* _ASSIGNMENT_
For the listing that follows, report how many lines contain the word "problem", giving the number and no other text.

* _PROVIDED RECORDS_
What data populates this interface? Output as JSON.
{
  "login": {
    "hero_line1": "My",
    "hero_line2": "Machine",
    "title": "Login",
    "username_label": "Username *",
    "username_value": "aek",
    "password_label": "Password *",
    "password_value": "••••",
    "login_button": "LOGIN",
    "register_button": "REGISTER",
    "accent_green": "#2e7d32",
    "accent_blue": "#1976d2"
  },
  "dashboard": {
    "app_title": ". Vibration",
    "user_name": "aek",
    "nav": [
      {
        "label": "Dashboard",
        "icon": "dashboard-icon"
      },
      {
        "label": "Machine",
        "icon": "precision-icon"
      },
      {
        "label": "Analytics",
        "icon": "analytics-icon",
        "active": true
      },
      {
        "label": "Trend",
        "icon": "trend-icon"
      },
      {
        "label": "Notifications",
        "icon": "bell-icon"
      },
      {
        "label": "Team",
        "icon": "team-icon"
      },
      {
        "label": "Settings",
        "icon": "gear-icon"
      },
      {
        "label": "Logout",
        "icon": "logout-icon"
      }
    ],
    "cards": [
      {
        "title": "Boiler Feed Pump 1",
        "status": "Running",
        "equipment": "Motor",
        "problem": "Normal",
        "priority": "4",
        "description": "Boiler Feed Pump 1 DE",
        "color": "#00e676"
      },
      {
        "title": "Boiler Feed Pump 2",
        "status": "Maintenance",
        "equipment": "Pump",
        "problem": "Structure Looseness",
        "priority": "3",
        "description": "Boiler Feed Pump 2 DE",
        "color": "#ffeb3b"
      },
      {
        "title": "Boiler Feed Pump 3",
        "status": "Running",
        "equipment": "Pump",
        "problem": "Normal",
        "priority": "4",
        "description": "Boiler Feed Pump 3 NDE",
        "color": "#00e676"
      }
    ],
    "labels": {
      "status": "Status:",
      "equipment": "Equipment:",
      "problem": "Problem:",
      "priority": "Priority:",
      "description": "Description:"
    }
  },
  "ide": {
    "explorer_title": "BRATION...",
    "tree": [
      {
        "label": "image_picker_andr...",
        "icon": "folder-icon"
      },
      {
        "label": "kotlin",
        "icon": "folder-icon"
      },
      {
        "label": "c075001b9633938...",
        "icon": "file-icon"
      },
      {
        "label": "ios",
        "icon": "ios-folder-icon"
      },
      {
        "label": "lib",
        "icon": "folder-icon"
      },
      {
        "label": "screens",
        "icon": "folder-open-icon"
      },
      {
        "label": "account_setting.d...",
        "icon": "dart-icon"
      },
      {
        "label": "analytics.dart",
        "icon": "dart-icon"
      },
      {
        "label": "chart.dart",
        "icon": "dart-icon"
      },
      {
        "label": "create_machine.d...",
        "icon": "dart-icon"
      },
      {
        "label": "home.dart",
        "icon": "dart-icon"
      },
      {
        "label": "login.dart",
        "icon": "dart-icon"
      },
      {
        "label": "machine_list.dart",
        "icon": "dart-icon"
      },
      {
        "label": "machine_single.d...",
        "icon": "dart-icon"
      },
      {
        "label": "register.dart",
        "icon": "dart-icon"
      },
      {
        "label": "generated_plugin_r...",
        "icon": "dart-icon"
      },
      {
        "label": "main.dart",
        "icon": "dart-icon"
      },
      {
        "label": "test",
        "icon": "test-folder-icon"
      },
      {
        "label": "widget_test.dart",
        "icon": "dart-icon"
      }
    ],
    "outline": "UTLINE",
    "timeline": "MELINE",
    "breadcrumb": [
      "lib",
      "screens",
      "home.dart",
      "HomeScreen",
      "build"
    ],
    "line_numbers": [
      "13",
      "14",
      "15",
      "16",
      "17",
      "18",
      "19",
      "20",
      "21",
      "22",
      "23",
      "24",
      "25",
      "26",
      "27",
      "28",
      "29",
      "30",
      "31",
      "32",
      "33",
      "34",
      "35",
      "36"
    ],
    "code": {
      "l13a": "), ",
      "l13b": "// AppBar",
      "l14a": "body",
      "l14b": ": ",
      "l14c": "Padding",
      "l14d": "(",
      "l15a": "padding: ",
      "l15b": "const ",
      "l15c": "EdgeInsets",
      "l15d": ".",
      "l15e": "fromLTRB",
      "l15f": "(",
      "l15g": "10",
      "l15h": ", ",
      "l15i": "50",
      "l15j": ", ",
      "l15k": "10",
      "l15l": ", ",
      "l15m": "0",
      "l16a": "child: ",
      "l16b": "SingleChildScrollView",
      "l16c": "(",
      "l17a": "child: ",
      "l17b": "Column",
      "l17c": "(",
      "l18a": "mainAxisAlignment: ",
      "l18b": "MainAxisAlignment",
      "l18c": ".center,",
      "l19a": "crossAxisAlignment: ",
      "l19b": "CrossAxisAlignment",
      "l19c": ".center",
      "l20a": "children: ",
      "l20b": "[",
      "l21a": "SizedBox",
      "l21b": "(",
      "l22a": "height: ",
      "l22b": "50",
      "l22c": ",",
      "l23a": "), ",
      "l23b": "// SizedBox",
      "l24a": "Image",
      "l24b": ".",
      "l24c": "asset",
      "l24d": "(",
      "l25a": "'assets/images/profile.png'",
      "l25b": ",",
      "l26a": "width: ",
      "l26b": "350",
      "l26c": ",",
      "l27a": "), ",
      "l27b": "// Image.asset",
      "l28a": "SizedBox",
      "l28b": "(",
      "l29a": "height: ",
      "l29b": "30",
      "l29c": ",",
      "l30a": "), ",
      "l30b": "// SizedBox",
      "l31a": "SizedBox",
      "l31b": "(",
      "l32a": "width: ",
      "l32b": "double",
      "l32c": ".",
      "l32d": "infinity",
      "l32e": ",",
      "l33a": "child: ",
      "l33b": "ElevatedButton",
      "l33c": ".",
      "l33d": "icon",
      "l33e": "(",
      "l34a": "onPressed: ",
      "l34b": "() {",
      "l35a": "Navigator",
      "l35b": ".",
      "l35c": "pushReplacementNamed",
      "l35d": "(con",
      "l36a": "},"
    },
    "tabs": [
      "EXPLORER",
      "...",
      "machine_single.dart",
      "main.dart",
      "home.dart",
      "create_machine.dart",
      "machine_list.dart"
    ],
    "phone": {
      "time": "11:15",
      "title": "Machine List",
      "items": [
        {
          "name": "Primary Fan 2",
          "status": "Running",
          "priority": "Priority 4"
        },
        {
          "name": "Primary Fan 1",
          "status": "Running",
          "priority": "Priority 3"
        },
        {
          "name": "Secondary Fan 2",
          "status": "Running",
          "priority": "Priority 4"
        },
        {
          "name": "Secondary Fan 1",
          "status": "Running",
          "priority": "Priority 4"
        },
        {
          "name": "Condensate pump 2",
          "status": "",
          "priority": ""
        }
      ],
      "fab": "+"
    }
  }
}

* _YOUR RESPONSE_
4